"I can't say we weren't hopeful," says Helen Hadjiyannakis Bender, a Fordham Law School professor and former archdiocesan treasurer. "He did seem spiritual and humble and frugal."
Spyridon is not, however, a squishy, folksingers-at-the-altar baby-boomer cleric. Most of his experience has been in Italy, Greece, and Turkey, with their rigid hierarchies. He's spoken out harshly about the so-called Protestantization of the American church, meaning its tendency to let congregants run their churches.
The prospect of a stringently Orthodox church (Orthos dóxa, in classical Greek, means something like "correct belief"), in the old-world sense Spyridon is said to advocate, doesn't sit well with many American worshippers. The on-and-off movement to change the service entirely into English -- at the cathedral, the liturgy is part Greek, part English -- would be squelched. Requiring non-Orthodox spouses to convert would risk driving younger people away, since about 90 percent of Greek-Americans marry outside the faith.
Taken to extremes, the drive to strict, fundamentalist orthodoxy could, some Americans worry, mean reinventing the church as a Christian equivalent of the Hasidim, alienating casual worshippers and cultural Greeks. In fact, Father Mark Arey, Spyridon's communications director, implies as much: "Separatism isn't necessarily a bad thing. You know, sometimes those little old ladies in the back of the church have far more faith than a lot of people with wealth and power."
Since his enthronement, Spyridon has held a hard line on theological issues. While Orthodox priests may marry before they're ordained, only celibate priests may hold higher offices, and Spyridon has chosen celibate priests over married ones for almost all his administrative appointments, presumably espousing the view that they are more committed to their calling. He also (just briefly) contemplated requiring priests to wear the traditional long beards and tall black hats one sees in Greece.
In America, the celibacy rule limits the talent pool sharply. "We graduated about 30 men a year," says Tom Lelon, a former president of Holy Cross, the Orthodox seminary in Massachusetts. "Probably about 25 of those would be ordained as priests. Out of that number, there would be maybe three." And, Lelon adds, many parishioners have an easier time talking with noncelibate priests. "A priest with a wife and children sometimes has a greater understanding of the problems of a family."

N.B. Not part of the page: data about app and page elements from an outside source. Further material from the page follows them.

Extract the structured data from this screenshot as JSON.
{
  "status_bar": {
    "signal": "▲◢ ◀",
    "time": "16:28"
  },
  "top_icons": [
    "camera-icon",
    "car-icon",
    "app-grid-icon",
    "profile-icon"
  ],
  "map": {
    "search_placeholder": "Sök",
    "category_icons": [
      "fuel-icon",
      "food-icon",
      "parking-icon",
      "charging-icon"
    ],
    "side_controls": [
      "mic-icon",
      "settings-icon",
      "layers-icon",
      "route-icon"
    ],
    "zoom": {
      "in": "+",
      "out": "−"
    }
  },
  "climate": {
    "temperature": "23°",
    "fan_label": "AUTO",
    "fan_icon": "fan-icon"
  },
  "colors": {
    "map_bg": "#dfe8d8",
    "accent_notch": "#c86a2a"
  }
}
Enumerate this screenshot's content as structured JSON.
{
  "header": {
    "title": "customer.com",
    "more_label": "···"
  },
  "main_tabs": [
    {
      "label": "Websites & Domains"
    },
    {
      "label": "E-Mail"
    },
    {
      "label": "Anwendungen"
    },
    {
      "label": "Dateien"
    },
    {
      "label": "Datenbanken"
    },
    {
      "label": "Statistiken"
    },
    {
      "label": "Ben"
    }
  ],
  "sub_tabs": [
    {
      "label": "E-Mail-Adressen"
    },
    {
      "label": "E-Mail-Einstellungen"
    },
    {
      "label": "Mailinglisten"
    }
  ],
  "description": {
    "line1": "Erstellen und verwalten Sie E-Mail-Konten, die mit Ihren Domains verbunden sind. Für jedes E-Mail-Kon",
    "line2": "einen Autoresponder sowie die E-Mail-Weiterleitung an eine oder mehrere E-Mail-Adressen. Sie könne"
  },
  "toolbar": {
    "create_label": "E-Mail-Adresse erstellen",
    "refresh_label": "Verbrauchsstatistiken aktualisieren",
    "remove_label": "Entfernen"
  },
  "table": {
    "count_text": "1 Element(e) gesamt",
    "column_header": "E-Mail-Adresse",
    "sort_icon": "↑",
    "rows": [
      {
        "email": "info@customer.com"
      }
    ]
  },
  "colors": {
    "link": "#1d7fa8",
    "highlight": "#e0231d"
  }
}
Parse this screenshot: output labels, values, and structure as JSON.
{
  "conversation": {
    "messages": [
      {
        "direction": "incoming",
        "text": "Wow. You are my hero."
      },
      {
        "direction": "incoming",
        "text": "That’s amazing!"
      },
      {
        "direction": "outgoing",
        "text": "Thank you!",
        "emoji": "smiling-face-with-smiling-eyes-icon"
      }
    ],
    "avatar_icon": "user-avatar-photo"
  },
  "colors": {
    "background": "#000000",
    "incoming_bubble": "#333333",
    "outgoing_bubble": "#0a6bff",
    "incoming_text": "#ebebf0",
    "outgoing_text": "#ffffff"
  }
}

More than a few churchgoers seem to think Spyridon is out of touch as well as out of step. After the recent Christmas Eve service at the cathedral, for example, parishioners commented on the unusual length of the service, and the fact that the bishop's chair, which is traditionally positioned at the side of Greek Orthodox churches, had been parked front and center -- facing the altar. One wonders what impelled the archbishop, amid a storm of protest about what is perceived to be imperious behavior, to conduct a major holiday service with his back to the congregation.
Within months of Spyridon's enthronement in 1996, the Phanar gave each American bishop an additional title, metropolitan of a diocese in Asia Minor. (A metropolitan ranks above bishop but below archbishop.) Bishop Maximos of Pittsburgh, for instance, became the metropolitan of Ainos, a section of Thrace that hasn't had an Orthodox community for nearly a century. The bishops' new titles don't carry real responsibilities, but they make them report not to Spyridon but to the Phanar. Spyridon also removed the bishops from the executive committee of the archdiocesan council, the church's main lay-and-clergy governing body -- and one whose remaining executives are named solely by Spyridon.
"How can you exclude the members of the highest administrative body from administering the archdiocese?" says Metropolitan Maximos, one of the displaced officials. "Spyridon did it to get back at us -- just revenge against the bishops. He felt that the bishops, being on the executive committee, had the power to say no to the archbishop. He confided to us, 'I'll fix you. You don't want to work with me, I won't work with you.' It's exactly in the archbishop's character. He doesn't care about fairness. He just wants his way."